◆ **Requirement**: Please copy every line of the records below that holds the word "title".

◆ **Task data**:
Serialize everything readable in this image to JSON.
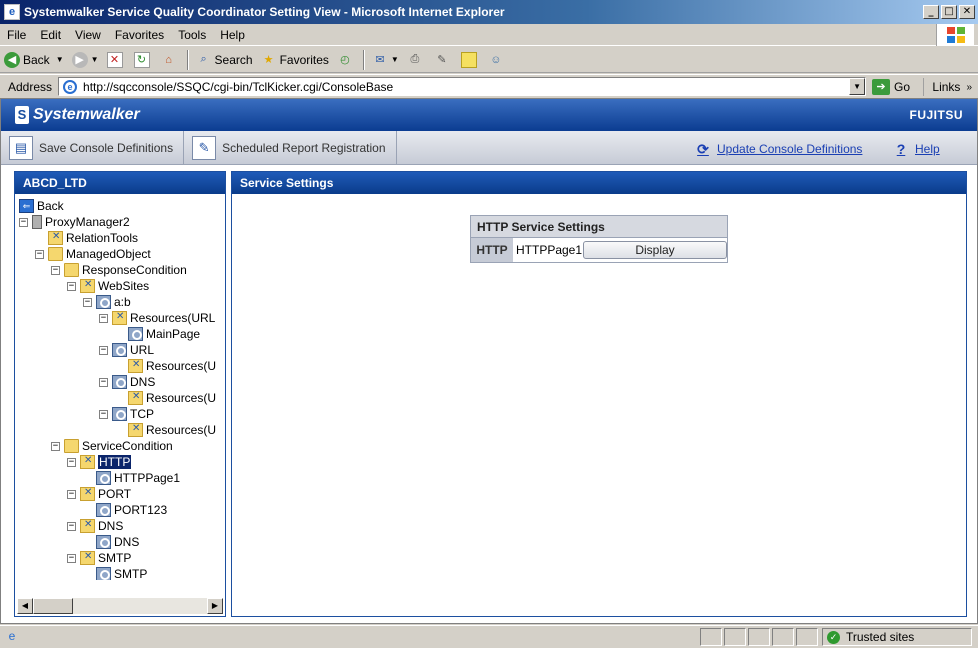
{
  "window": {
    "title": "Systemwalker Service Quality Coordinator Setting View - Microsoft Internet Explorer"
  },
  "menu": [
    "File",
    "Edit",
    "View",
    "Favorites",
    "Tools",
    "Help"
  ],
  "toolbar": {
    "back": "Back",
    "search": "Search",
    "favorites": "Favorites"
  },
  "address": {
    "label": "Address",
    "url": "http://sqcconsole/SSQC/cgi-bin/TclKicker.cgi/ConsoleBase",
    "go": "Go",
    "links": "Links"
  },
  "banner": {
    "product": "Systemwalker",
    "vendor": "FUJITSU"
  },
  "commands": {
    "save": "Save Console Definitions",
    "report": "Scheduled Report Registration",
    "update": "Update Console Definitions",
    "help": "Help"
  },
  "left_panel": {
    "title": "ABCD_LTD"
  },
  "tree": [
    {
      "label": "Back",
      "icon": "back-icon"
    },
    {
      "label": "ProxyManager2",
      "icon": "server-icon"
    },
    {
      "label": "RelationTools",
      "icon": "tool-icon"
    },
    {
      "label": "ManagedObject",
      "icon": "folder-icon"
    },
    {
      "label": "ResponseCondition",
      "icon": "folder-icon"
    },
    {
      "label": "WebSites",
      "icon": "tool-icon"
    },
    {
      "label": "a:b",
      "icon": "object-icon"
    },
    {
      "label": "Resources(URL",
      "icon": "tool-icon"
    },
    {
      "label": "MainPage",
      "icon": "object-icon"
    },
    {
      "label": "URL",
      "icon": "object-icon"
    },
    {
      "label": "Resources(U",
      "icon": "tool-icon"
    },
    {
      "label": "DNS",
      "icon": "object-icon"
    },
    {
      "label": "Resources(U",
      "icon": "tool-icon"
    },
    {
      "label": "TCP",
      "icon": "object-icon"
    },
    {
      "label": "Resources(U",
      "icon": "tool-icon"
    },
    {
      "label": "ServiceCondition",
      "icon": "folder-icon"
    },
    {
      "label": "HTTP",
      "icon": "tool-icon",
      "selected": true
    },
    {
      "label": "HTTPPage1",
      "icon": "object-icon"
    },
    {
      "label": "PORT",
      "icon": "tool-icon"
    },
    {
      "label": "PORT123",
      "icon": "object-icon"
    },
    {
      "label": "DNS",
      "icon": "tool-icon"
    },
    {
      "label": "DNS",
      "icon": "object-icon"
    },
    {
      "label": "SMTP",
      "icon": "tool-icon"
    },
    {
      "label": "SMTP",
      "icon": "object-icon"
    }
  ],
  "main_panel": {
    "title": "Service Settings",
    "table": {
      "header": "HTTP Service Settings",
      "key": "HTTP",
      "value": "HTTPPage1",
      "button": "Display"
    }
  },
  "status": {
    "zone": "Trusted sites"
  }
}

◆ **Output of the exercise**:
    "title": "Systemwalker Service Quality Coordinator Setting View - Microsoft Internet Explorer"
    "title": "ABCD_LTD"
    "title": "Service Settings",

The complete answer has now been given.